◆ Action item: What is needed is a word-for-word restatement of all the entries.

──────

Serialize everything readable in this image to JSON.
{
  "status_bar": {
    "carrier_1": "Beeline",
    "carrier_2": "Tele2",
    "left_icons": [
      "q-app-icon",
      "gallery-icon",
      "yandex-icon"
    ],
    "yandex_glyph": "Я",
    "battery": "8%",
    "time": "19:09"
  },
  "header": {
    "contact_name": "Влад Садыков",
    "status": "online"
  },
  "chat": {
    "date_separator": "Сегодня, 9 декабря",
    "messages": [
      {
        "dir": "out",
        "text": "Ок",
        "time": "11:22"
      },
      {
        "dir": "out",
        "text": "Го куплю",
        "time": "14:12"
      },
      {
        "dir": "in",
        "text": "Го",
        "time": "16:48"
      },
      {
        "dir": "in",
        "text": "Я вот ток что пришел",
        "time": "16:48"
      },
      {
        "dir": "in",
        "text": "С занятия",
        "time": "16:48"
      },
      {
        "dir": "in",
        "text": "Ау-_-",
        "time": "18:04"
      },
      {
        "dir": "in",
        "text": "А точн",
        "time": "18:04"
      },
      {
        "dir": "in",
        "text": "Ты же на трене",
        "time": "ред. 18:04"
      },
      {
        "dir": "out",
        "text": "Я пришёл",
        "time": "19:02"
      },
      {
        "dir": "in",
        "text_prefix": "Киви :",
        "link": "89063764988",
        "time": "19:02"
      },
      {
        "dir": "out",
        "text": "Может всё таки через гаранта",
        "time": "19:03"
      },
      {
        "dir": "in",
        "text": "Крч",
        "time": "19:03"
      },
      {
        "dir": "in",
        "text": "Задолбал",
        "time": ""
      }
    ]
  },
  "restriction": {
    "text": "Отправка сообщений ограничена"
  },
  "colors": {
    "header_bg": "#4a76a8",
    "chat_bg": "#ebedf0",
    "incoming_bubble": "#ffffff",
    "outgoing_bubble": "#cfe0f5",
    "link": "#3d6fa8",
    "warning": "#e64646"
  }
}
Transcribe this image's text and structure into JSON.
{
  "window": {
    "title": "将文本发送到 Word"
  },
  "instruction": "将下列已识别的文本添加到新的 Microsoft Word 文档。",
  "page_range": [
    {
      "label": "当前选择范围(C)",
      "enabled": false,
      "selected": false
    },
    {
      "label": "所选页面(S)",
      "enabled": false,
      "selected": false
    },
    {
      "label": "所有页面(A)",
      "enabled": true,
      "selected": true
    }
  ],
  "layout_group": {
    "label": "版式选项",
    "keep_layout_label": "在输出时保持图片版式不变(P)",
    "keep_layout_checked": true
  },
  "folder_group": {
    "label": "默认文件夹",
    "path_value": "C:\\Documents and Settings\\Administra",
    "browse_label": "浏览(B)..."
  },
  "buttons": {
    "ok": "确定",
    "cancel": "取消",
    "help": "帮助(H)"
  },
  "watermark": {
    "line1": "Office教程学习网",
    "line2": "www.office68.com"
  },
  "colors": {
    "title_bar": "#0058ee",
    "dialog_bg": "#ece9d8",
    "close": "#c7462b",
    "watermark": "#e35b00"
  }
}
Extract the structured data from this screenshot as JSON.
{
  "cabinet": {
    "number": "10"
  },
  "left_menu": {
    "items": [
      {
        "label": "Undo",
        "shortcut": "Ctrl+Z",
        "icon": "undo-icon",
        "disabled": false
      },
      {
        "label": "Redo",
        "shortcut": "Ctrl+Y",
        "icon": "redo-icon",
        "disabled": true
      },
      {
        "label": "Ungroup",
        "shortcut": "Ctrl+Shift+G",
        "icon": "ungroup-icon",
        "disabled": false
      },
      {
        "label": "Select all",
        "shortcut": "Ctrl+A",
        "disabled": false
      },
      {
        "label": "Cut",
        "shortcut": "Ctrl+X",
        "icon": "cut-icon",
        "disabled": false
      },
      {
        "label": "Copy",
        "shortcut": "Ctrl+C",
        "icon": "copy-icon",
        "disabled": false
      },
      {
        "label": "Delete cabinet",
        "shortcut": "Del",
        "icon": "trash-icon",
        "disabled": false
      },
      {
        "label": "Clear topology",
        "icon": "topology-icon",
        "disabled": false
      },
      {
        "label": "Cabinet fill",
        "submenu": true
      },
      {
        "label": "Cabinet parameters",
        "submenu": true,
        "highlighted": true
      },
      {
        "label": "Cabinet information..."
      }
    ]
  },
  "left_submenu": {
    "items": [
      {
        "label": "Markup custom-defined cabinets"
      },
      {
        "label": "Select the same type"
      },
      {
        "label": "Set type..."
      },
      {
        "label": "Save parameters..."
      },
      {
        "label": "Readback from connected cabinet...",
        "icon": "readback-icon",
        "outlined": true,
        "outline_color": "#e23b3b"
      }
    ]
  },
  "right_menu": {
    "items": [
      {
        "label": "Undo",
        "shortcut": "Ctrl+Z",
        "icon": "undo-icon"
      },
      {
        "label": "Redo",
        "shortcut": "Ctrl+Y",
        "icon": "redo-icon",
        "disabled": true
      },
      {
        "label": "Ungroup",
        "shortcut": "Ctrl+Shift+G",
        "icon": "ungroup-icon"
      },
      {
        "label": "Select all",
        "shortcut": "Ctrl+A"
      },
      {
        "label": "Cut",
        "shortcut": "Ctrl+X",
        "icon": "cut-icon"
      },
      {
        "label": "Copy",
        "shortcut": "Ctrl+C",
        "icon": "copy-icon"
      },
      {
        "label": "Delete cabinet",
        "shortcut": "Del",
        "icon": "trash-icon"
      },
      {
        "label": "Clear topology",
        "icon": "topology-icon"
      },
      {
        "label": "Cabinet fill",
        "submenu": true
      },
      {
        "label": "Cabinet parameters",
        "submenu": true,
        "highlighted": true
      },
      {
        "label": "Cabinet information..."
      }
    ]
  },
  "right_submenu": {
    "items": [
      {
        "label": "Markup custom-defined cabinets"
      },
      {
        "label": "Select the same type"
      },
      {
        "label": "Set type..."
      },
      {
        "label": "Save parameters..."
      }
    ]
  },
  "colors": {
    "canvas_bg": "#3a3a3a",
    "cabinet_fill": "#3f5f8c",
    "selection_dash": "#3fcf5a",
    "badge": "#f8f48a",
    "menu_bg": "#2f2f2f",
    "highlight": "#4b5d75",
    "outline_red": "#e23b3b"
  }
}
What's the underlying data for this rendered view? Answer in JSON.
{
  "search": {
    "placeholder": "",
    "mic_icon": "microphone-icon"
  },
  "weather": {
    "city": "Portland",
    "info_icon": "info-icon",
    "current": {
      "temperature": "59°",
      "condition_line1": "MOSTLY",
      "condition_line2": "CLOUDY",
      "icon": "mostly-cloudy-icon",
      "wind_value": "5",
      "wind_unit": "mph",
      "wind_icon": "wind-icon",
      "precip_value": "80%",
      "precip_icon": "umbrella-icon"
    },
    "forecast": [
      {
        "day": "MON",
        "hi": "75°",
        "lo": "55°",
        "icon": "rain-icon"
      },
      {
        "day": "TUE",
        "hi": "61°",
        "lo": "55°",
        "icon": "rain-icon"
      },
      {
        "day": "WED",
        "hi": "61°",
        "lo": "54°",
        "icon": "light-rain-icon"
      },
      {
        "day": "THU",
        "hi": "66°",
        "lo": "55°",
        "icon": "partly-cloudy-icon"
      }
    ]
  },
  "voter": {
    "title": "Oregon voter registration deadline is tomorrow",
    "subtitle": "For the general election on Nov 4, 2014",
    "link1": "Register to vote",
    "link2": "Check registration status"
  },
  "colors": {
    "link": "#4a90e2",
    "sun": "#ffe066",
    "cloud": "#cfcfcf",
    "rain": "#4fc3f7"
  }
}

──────

◆ Answer to this exercise:
Serialize everything readable in this image to JSON.
{
  "status_bar": {
    "carrier_1": "Beeline",
    "carrier_2": "Tele2",
    "left_icons": [
      "q-app-icon",
      "gallery-icon",
      "yandex-icon"
    ],
    "yandex_glyph": "Я",
    "battery": "8%",
    "time": "19:09"
  },
  "header": {
    "contact_name": "Влад Садыков",
    "status": "online"
  },
  "chat": {
    "date_separator": "Сегодня, 9 декабря",
    "messages": [
      {
        "dir": "out",
        "text": "Ок",
        "time": "11:22"
      },
      {
        "dir": "out",
        "text": "Го куплю",
        "time": "14:12"
      },
      {
        "dir": "in",
        "text": "Го",
        "time": "16:48"
      },
      {
        "dir": "in",
        "text": "Я вот ток что пришел",
        "time": "16:48"
      },
      {
        "dir": "in",
        "text": "С занятия",
        "time": "16:48"
      },
      {
        "dir": "in",
        "text": "Ау-_-",
        "time": "18:04"
      },
      {
        "dir": "in",
        "text": "А точн",
        "time": "18:04"
      },
      {
        "dir": "in",
        "text": "Ты же на трене",
        "time": "ред. 18:04"
      },
      {
        "dir": "out",
        "text": "Я пришёл",
        "time": "19:02"
      },
      {
        "dir": "in",
        "text_prefix": "Киви :",
        "link": "89063764988",
        "time": "19:02"
      },
      {
        "dir": "out",
        "text": "Может всё таки через гаранта",
        "time": "19:03"
      },
      {
        "dir": "in",
        "text": "Крч",
        "time": "19:03"
      },
      {
        "dir": "in",
        "text": "Задолбал",
        "time": ""
      }
    ]
  },
  "restriction": {
    "text": "Отправка сообщений ограничена"
  },
  "colors": {
    "header_bg": "#4a76a8",
    "chat_bg": "#ebedf0",
    "incoming_bubble": "#ffffff",
    "outgoing_bubble": "#cfe0f5",
    "link": "#3d6fa8",
    "warning": "#e64646"
  }
}
Transcribe this image's text and structure into JSON.
{
  "window": {
    "title": "将文本发送到 Word"
  },
  "instruction": "将下列已识别的文本添加到新的 Microsoft Word 文档。",
  "page_range": [
    {
      "label": "当前选择范围(C)",
      "enabled": false,
      "selected": false
    },
    {
      "label": "所选页面(S)",
      "enabled": false,
      "selected": false
    },
    {
      "label": "所有页面(A)",
      "enabled": true,
      "selected": true
    }
  ],
  "layout_group": {
    "label": "版式选项",
    "keep_layout_label": "在输出时保持图片版式不变(P)",
    "keep_layout_checked": true
  },
  "folder_group": {
    "label": "默认文件夹",
    "path_value": "C:\\Documents and Settings\\Administra",
    "browse_label": "浏览(B)..."
  },
  "buttons": {
    "ok": "确定",
    "cancel": "取消",
    "help": "帮助(H)"
  },
  "watermark": {
    "line1": "Office教程学习网",
    "line2": "www.office68.com"
  },
  "colors": {
    "title_bar": "#0058ee",
    "dialog_bg": "#ece9d8",
    "close": "#c7462b",
    "watermark": "#e35b00"
  }
}
Extract the structured data from this screenshot as JSON.
{
  "cabinet": {
    "number": "10"
  },
  "left_menu": {
    "items": [
      {
        "label": "Undo",
        "shortcut": "Ctrl+Z",
        "icon": "undo-icon",
        "disabled": false
      },
      {
        "label": "Redo",
        "shortcut": "Ctrl+Y",
        "icon": "redo-icon",
        "disabled": true
      },
      {
        "label": "Ungroup",
        "shortcut": "Ctrl+Shift+G",
        "icon": "ungroup-icon",
        "disabled": false
      },
      {
        "label": "Select all",
        "shortcut": "Ctrl+A",
        "disabled": false
      },
      {
        "label": "Cut",
        "shortcut": "Ctrl+X",
        "icon": "cut-icon",
        "disabled": false
      },
      {
        "label": "Copy",
        "shortcut": "Ctrl+C",
        "icon": "copy-icon",
        "disabled": false
      },
      {
        "label": "Delete cabinet",
        "shortcut": "Del",
        "icon": "trash-icon",
        "disabled": false
      },
      {
        "label": "Clear topology",
        "icon": "topology-icon",
        "disabled": false
      },
      {
        "label": "Cabinet fill",
        "submenu": true
      },
      {
        "label": "Cabinet parameters",
        "submenu": true,
        "highlighted": true
      },
      {
        "label": "Cabinet information..."
      }
    ]
  },
  "left_submenu": {
    "items": [
      {
        "label": "Markup custom-defined cabinets"
      },
      {
        "label": "Select the same type"
      },
      {
        "label": "Set type..."
      },
      {
        "label": "Save parameters..."
      },
      {
        "label": "Readback from connected cabinet...",
        "icon": "readback-icon",
        "outlined": true,
        "outline_color": "#e23b3b"
      }
    ]
  },
  "right_menu": {
    "items": [
      {
        "label": "Undo",
        "shortcut": "Ctrl+Z",
        "icon": "undo-icon"
      },
      {
        "label": "Redo",
        "shortcut": "Ctrl+Y",
        "icon": "redo-icon",
        "disabled": true
      },
      {
        "label": "Ungroup",
        "shortcut": "Ctrl+Shift+G",
        "icon": "ungroup-icon"
      },
      {
        "label": "Select all",
        "shortcut": "Ctrl+A"
      },
      {
        "label": "Cut",
        "shortcut": "Ctrl+X",
        "icon": "cut-icon"
      },
      {
        "label": "Copy",
        "shortcut": "Ctrl+C",
        "icon": "copy-icon"
      },
      {
        "label": "Delete cabinet",
        "shortcut": "Del",
        "icon": "trash-icon"
      },
      {
        "label": "Clear topology",
        "icon": "topology-icon"
      },
      {
        "label": "Cabinet fill",
        "submenu": true
      },
      {
        "label": "Cabinet parameters",
        "submenu": true,
        "highlighted": true
      },
      {
        "label": "Cabinet information..."
      }
    ]
  },
  "right_submenu": {
    "items": [
      {
        "label": "Markup custom-defined cabinets"
      },
      {
        "label": "Select the same type"
      },
      {
        "label": "Set type..."
      },
      {
        "label": "Save parameters..."
      }
    ]
  },
  "colors": {
    "canvas_bg": "#3a3a3a",
    "cabinet_fill": "#3f5f8c",
    "selection_dash": "#3fcf5a",
    "badge": "#f8f48a",
    "menu_bg": "#2f2f2f",
    "highlight": "#4b5d75",
    "outline_red": "#e23b3b"
  }
}
What's the underlying data for this rendered view? Answer in JSON.
{
  "search": {
    "placeholder": "",
    "mic_icon": "microphone-icon"
  },
  "weather": {
    "city": "Portland",
    "info_icon": "info-icon",
    "current": {
      "temperature": "59°",
      "condition_line1": "MOSTLY",
      "condition_line2": "CLOUDY",
      "icon": "mostly-cloudy-icon",
      "wind_value": "5",
      "wind_unit": "mph",
      "wind_icon": "wind-icon",
      "precip_value": "80%",
      "precip_icon": "umbrella-icon"
    },
    "forecast": [
      {
        "day": "MON",
        "hi": "75°",
        "lo": "55°",
        "icon": "rain-icon"
      },
      {
        "day": "TUE",
        "hi": "61°",
        "lo": "55°",
        "icon": "rain-icon"
      },
      {
        "day": "WED",
        "hi": "61°",
        "lo": "54°",
        "icon": "light-rain-icon"
      },
      {
        "day": "THU",
        "hi": "66°",
        "lo": "55°",
        "icon": "partly-cloudy-icon"
      }
    ]
  },
  "voter": {
    "title": "Oregon voter registration deadline is tomorrow",
    "subtitle": "For the general election on Nov 4, 2014",
    "link1": "Register to vote",
    "link2": "Check registration status"
  },
  "colors": {
    "link": "#4a90e2",
    "sun": "#ffe066",
    "cloud": "#cfcfcf",
    "rain": "#4fc3f7"
  }
}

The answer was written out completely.